Top of DATA FOR PROCESSING
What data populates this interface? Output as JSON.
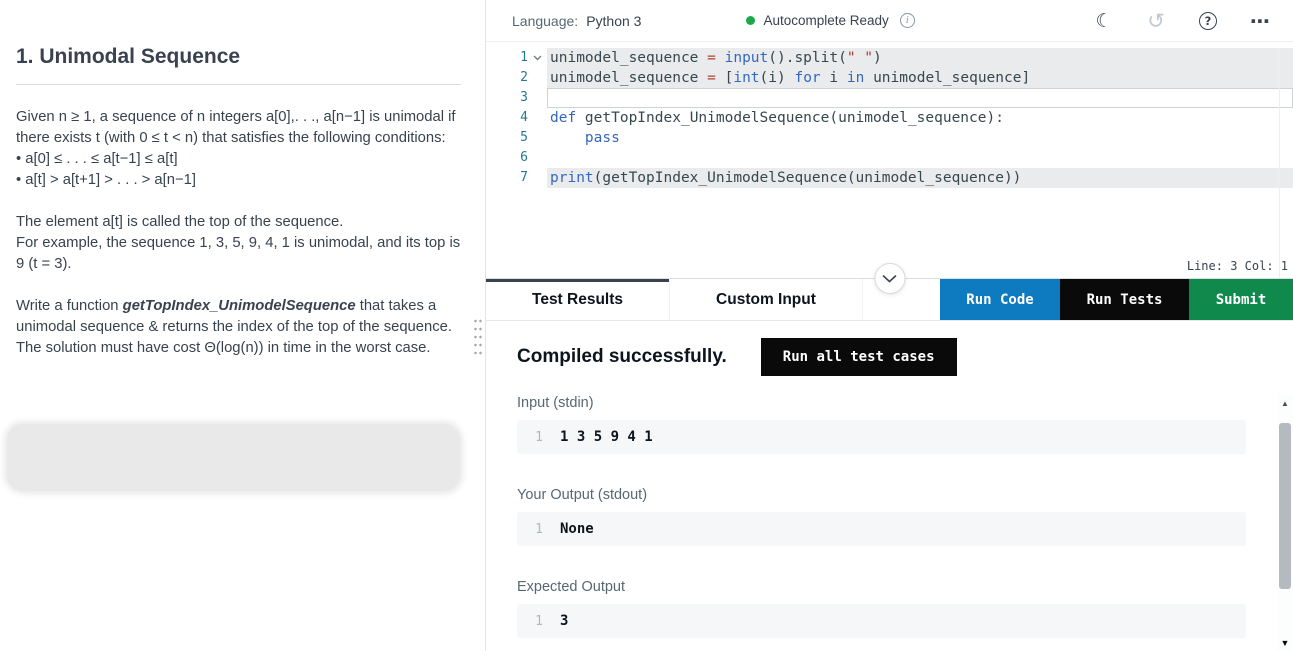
{
  "colors": {
    "run_code": "#0e7abf",
    "run_tests": "#0a0a0a",
    "submit": "#0f8a4c",
    "autocomplete_dot": "#1ba94c",
    "tab_active_accent": "#39424e",
    "code_keyword": "#3567c0",
    "code_string": "#b0392e",
    "code_operator": "#b0453a",
    "code_plain": "#37474f"
  },
  "left": {
    "title": "1. Unimodal Sequence",
    "intro": "Given n ≥ 1, a sequence of n integers a[0],. . ., a[n−1] is unimodal if there exists t (with 0 ≤ t < n) that satisfies the following conditions:",
    "bullet1": "• a[0] ≤ . . . ≤ a[t−1] ≤ a[t]",
    "bullet2": "• a[t] > a[t+1] > . . . > a[n−1]",
    "top_def": "The element a[t] is called the top of the sequence.",
    "example": "For example, the sequence 1, 3, 5, 9, 4, 1 is unimodal, and its top is 9 (t = 3).",
    "task_before": "Write a function ",
    "task_func": "getTopIndex_UnimodelSequence",
    "task_after": " that takes a unimodal sequence & returns the index of the top of the sequence. The solution must have cost Θ(log(n)) in time in the worst case."
  },
  "toolbar": {
    "language_label": "Language:",
    "language_value": "Python 3",
    "autocomplete_status": "Autocomplete Ready"
  },
  "icons": {
    "info": "i",
    "dark_mode": "☾",
    "history": "↺",
    "help": "?",
    "more": "⋯",
    "scroll_up": "▲",
    "scroll_down": "▼"
  },
  "editor": {
    "status": "Line: 3 Col: 1",
    "lines": [
      {
        "no": "1",
        "fold": true,
        "hl": "bg",
        "tokens": [
          {
            "c": "plain",
            "t": "unimodel_sequence "
          },
          {
            "c": "op",
            "t": "= "
          },
          {
            "c": "kw",
            "t": "input"
          },
          {
            "c": "plain",
            "t": "().split("
          },
          {
            "c": "str",
            "t": "\" \""
          },
          {
            "c": "plain",
            "t": ")"
          }
        ]
      },
      {
        "no": "2",
        "hl": "bg",
        "tokens": [
          {
            "c": "plain",
            "t": "unimodel_sequence "
          },
          {
            "c": "op",
            "t": "= "
          },
          {
            "c": "plain",
            "t": "["
          },
          {
            "c": "kw",
            "t": "int"
          },
          {
            "c": "plain",
            "t": "(i) "
          },
          {
            "c": "kw",
            "t": "for"
          },
          {
            "c": "plain",
            "t": " i "
          },
          {
            "c": "kw",
            "t": "in"
          },
          {
            "c": "plain",
            "t": " unimodel_sequence]"
          }
        ]
      },
      {
        "no": "3",
        "hl": "cursor",
        "tokens": []
      },
      {
        "no": "4",
        "tokens": [
          {
            "c": "kw",
            "t": "def"
          },
          {
            "c": "plain",
            "t": " getTopIndex_UnimodelSequence(unimodel_sequence):"
          }
        ]
      },
      {
        "no": "5",
        "tokens": [
          {
            "c": "plain",
            "t": "    "
          },
          {
            "c": "kw",
            "t": "pass"
          }
        ]
      },
      {
        "no": "6",
        "tokens": []
      },
      {
        "no": "7",
        "hl": "bg",
        "tokens": [
          {
            "c": "kw",
            "t": "print"
          },
          {
            "c": "plain",
            "t": "(getTopIndex_UnimodelSequence(unimodel_sequence))"
          }
        ]
      }
    ]
  },
  "tabs": {
    "test_results": "Test Results",
    "custom_input": "Custom Input"
  },
  "actions": {
    "run_code": "Run Code",
    "run_tests": "Run Tests",
    "submit": "Submit",
    "run_all": "Run all test cases"
  },
  "results": {
    "compile_status": "Compiled successfully.",
    "sections": [
      {
        "label": "Input (stdin)",
        "line_no": "1",
        "content": "1 3 5 9 4 1"
      },
      {
        "label": "Your Output (stdout)",
        "line_no": "1",
        "content": "None"
      },
      {
        "label": "Expected Output",
        "line_no": "1",
        "content": "3"
      }
    ]
  }
}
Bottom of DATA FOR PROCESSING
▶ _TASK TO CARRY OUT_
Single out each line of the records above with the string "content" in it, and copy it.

▶ _WRITTEN RESPONSE_
        "content": "1 3 5 9 4 1"
        "content": "None"
        "content": "3"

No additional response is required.